Bedding down in The Library
Earlier this week I took part in a debate at the British Library -- 'Is the Physical Library a Redundant Resource for 21st century academics' organised by THE. To put it another way, should we all stay at home/in our studies and call up all the resources we need on our lap tops and let the country save all the money that bricks and mortar and bulky things like books eat up. You can read an account of the debate here and here and here.
Now no-one could accuse The Don of being a Luddite (I have my laptop open in the breakfast table and cant imagine what life was like before JSTOR), but I don't intend to give up the physical library without a jolly good fight.
My paean of praise for the physical library included some of the familiar lines...You dont just go to the library for information, you go there to learn how to think differently, and that is about ordering, classification, serendipity (what book you find on the shelf next to the one you thought you were looking for...on which, see Grafton and Hamburger on the marvellous but threatened Warburg Library). And you go also for the people, the other readers and the librarians. And you go for the sheer pleasure of having space and quiet to THINK... not to mention the pleasures of transgression (and on this topic I had a little nostalgic reflection on all the things we used to do in libraries . . . eat, drink, smoke substances legal and illegal, have sex. I was tempted to ask for a show of hands from those who had ever made love in a library bookstack, a bibliophile's Mile High club, but thought embarrassment might produce a misleadingly low score.
In case any younger readers are puzzled, smoking used to be allowed in libraries a few years ago. Again a bit like on planes, the back two tables of the Cambridge Classics Library used to be the smoking tables, and the husband recalls how the Warburg went on allowing smoking well after other London libraries. Banning it would have caused a riot amongst its elderly Eastern European readers, but did -- he points out -- make the place a bit whiffy for everyone else. (Health and Safety gurus might like to reflect that none of these libraries burnt down!)

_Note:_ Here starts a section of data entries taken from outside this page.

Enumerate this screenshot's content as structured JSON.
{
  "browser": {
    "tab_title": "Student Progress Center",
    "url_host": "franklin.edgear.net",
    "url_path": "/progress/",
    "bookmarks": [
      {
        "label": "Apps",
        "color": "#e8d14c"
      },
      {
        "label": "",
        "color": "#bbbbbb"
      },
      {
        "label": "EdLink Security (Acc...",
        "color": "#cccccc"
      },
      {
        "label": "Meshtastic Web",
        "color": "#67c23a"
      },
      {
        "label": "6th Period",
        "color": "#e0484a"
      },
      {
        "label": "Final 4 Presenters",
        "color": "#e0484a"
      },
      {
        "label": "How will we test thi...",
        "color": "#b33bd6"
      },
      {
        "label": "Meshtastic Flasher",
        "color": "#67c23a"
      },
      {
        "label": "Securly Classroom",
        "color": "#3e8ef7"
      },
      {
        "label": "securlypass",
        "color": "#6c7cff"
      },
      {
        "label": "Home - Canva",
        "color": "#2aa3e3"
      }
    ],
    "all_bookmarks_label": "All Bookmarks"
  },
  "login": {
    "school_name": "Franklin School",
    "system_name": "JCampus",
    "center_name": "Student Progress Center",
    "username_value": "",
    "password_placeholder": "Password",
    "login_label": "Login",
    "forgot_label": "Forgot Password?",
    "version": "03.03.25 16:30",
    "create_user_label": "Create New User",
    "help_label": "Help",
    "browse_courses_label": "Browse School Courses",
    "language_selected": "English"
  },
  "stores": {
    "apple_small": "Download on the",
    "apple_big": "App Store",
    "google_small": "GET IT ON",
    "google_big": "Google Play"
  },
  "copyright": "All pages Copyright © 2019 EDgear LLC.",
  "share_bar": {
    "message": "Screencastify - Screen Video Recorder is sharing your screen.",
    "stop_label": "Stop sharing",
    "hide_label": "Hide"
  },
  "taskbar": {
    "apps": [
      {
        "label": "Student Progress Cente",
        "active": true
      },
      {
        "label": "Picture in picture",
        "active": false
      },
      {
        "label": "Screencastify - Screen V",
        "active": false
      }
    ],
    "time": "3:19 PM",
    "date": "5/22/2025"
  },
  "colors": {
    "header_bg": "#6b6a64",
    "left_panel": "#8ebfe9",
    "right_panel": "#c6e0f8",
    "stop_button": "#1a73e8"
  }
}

In some ways the most interesting area of disagreement between myself and the other panellists was in terms of speed and 'academic output'. There is little doubt that a lot of information can be more quickly retrieved electronically. Most of the other speakers treated this as an unproblematic good, and one went so far as to relate our embracing of new technology to the fact that UK academics produce more outputs per head than those of other nations.
At this point I felt very much in the opposite corner. The fact is that really good thinking is often a very SLOW process .. and it is the kind of process that goes on when you are waiting the thirty minutes that it takes for the book to arrive on you table, or on the 15 minute (for me) bike ride to the library. Indeed speed of information retrieval can actually work against good thinking. (Should we, I wondered, start a SLOW THINKING movement like slow cooking. . .?)
And as for congratulating ourselves on producing more than other nations . . . it's quality we want, not quantity. We probably should slow down a bit.
Anyway, by I nice coincidence I am now in New York for some meetings. And I am staying in The Library Hotel . . . a niche market, boutique hotel near New York Public Library -- and on a library theme. All the rooms are numbered according to the Dewey decimal system and are kitted out with books to match (I'm in Management 600.003 which isn't too much of a temptation, but the husband had philosophy a couple of weeks ago). And the picture at the top of this post is their "Do Not Disturb" notice.
A Library where eating, drinking, sleeping -- but not smoking, of course -- are all encouraged.